The delineation between realistic and symbolic imagery is more rigid in Giacomo Patri’s “White Collar,” from 1938. This story follows a member of the middle class who struggles to maintain his footing, in a visual argument from Patri that white-collar workers have as much to benefit as anyone from unionization. Patri’s composition are less transporting than Ward’s, but his beat-by-beat storytelling is strong—including a segment on the specific challenges of an unplanned pregnancy that momentarily broadens the story’s perspective to that of the man and his wife. Patri punctuates his vignettes of economic hardship with visual metaphors that are sometimes heavy handed but are highly potent too, e.g. a hand holding a whip as it emerges from a clock face, keeping the story’s beleaguered advertising illustrator on task.
Although every piece in Graphic Witness reflects some concerns of its era, “Leilot” by Erich Glas is the most remarkable historical artifact in the collection. Completed in 1942, “Leilot” sees Glas drawing from accounts of the Holocaust to that point and from the literal fever dreams that preceded his first sketches. As a document of his fears of mounting atrocities, and—in its final pages—of hopes for resistance and resilience, “Leilot” makes a singular impact among the collection’s surrounding works. It is notable not only for its timing (which predates the widespread availability of images from the Holocaust) but for what Glas accomplishes as an engraver. Each linocut includes scenes of intense physicality, as well as a gravity and immediacy not just lent by context but projecting out from Glas’s compositions.
The collection’s final piece, Hyde’s “Southern Cross” (1951), confronts a different moment, a 1946 hydrogen bomb test by the US military at the Bikini Atoll. Hyde’s piece resembles Ward’s “Pilgrimage” in its combination of vibrant backgrounds and dynamic figure carving, although in the case of “Southern Cross,” Hyde carves less delicate, almost violent arrays of lines to animate his South Pacific skies, and his figure work often involves reducing figures down to a set of defining shapes rather than adopting Ward’s extreme angularity. At times, Hyde’s backgrounds are stormy to a fault; midway through the piece, it is briefly difficult to discern whether a reader is seeing the bomb test in action or a preceding storm at its most severe. But his depictions of the test result’s are effective, upsetting without ever losing their compositional elegance. And unlike some of the other pieces, “Southern Cross” sees Hyde using a ironist’s touch in places. Midway through a US soldier’s explanation of the upcoming test to local inhabitants of the atoll, Hyde places an engraving of a dove atop a plummeting bomb, then of angels trumpeting their horns, in a bitter pair of images that undercut whatever words a reader might imagine the solider is delivering.

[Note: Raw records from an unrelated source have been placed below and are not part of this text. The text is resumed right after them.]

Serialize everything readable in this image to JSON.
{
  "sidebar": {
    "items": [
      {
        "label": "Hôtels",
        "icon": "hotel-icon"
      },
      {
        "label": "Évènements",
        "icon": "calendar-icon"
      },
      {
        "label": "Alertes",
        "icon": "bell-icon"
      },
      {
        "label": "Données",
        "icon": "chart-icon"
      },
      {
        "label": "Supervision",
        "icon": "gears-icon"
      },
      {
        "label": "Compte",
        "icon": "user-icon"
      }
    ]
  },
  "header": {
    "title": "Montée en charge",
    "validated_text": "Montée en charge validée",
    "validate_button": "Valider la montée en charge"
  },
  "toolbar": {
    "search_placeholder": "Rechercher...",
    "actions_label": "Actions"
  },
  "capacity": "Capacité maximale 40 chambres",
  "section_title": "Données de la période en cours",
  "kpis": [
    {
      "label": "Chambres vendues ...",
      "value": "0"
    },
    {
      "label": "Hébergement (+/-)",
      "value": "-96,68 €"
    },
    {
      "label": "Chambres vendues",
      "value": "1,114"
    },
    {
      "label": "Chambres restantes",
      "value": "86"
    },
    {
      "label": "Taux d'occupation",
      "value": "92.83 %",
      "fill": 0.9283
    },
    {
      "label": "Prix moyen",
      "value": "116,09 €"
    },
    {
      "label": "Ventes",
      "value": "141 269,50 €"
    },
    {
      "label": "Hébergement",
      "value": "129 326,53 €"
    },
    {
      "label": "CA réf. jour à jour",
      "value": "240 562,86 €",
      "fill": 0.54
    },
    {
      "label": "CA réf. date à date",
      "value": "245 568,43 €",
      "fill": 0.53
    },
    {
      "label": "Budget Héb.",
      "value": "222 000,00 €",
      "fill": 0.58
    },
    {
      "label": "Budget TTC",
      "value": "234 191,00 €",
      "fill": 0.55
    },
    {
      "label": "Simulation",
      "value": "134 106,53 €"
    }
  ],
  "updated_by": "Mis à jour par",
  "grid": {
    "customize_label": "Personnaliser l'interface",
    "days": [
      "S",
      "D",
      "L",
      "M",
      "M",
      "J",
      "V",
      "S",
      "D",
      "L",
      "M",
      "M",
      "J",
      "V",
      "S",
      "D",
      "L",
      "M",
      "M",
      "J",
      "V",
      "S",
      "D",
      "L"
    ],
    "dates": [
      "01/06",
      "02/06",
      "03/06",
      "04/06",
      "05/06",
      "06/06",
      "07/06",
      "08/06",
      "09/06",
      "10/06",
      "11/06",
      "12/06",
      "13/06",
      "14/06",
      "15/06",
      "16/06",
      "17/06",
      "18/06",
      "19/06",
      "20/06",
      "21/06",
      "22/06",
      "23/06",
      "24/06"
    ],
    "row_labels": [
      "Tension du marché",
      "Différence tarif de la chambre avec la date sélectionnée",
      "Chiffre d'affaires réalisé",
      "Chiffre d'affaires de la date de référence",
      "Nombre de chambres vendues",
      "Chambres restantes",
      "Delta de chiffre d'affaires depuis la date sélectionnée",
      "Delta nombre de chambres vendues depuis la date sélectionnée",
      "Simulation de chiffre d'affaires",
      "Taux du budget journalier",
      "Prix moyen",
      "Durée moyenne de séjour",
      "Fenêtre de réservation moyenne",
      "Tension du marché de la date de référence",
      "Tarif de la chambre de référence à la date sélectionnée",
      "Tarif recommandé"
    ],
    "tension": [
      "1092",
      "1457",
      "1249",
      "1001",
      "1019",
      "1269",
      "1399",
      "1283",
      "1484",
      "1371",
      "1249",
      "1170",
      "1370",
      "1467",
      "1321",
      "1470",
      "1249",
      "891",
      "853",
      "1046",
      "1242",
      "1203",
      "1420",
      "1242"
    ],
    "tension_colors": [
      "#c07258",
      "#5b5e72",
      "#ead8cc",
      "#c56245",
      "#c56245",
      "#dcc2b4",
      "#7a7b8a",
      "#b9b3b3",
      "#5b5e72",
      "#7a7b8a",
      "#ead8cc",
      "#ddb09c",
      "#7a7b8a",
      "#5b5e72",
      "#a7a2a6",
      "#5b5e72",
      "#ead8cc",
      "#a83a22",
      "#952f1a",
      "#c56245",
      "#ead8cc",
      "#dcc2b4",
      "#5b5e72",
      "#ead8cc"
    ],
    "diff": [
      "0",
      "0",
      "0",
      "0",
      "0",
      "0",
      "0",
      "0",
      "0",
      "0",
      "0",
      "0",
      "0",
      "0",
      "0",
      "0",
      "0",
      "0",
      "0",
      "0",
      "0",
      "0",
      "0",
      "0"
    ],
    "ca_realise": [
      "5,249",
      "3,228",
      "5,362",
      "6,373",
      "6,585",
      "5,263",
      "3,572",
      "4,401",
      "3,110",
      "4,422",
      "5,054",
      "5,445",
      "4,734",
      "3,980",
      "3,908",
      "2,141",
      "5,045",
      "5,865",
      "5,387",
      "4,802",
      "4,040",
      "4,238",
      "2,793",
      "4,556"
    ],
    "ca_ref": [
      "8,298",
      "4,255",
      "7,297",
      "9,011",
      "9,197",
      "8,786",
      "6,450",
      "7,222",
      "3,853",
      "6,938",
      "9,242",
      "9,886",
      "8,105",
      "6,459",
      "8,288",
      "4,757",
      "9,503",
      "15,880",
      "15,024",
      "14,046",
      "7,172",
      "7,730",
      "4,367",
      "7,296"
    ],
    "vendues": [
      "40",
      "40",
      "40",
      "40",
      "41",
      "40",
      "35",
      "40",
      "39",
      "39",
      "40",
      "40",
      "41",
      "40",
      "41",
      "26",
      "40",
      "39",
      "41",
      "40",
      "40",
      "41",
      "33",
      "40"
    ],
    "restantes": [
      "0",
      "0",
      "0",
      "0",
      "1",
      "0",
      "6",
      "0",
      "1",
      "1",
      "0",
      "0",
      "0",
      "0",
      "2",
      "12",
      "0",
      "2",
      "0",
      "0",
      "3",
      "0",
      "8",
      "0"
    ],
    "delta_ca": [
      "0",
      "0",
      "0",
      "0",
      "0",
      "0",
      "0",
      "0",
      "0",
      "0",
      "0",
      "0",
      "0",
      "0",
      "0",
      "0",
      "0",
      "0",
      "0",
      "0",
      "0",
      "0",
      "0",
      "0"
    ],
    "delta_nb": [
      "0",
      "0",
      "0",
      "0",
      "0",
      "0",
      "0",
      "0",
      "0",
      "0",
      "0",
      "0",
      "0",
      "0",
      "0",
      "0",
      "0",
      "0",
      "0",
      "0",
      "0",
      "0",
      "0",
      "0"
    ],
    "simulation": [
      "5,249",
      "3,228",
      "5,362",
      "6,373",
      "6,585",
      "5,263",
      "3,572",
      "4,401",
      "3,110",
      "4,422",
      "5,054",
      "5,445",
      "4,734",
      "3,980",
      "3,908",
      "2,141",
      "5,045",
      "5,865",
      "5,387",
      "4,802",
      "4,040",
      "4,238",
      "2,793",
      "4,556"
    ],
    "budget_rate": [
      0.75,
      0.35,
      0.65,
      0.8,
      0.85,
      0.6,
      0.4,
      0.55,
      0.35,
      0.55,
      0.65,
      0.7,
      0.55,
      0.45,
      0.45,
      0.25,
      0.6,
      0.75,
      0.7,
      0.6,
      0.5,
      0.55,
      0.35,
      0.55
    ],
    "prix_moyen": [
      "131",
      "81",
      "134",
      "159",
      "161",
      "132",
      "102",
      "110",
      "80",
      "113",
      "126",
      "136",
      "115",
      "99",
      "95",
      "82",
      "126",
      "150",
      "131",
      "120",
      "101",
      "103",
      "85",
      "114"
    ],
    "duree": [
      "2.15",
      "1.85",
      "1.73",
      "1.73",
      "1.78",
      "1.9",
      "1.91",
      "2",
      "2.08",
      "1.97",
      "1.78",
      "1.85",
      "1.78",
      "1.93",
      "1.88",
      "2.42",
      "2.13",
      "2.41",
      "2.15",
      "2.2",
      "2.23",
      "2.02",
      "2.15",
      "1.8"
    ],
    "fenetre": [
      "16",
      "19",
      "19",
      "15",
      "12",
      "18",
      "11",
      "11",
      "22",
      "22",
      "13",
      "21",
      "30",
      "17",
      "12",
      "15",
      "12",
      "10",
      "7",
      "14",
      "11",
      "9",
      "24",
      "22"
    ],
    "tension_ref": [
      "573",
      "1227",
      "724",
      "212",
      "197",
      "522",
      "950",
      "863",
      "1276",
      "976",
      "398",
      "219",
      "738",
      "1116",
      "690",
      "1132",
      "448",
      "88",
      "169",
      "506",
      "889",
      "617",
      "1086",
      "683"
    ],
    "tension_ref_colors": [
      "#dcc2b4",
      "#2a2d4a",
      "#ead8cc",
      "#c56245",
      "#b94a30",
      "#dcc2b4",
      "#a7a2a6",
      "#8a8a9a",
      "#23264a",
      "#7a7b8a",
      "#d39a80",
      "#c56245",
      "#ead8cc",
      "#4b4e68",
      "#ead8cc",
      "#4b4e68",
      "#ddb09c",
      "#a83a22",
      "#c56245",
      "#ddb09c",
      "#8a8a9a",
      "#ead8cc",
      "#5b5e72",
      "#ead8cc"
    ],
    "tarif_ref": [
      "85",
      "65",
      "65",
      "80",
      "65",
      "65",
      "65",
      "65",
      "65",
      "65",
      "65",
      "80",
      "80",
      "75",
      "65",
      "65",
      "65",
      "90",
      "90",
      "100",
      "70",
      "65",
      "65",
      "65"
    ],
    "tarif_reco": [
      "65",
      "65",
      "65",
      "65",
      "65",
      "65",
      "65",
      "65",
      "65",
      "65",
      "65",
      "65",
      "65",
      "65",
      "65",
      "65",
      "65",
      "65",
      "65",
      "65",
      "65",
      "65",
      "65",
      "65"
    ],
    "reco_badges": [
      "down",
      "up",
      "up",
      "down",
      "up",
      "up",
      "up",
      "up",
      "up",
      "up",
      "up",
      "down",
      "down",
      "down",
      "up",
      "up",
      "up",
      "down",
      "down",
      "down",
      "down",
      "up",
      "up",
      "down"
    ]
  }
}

As an act of curation, Graphic Witness trips on its toes in the early going but nevertheless delivers a valuable collection of works. Taking these pieces together, as Graphic Witness does, allows a reader to appreciate distinct sensibilities among the artists but also successfully suggests a kind of shared purpose. Even if a reader regards the pieces as part of a side story in the history of the graphic novel, not as its most foundational works, well, it’s still a good story. A story of artists, from a number of countries, seizing on shared tools and techniques to create a venue for their outrage. And the works themselves—using silence, gesture, negative space, and heavy blacks to various strong effects—are alert both to the injustices of their time and the potential of their form.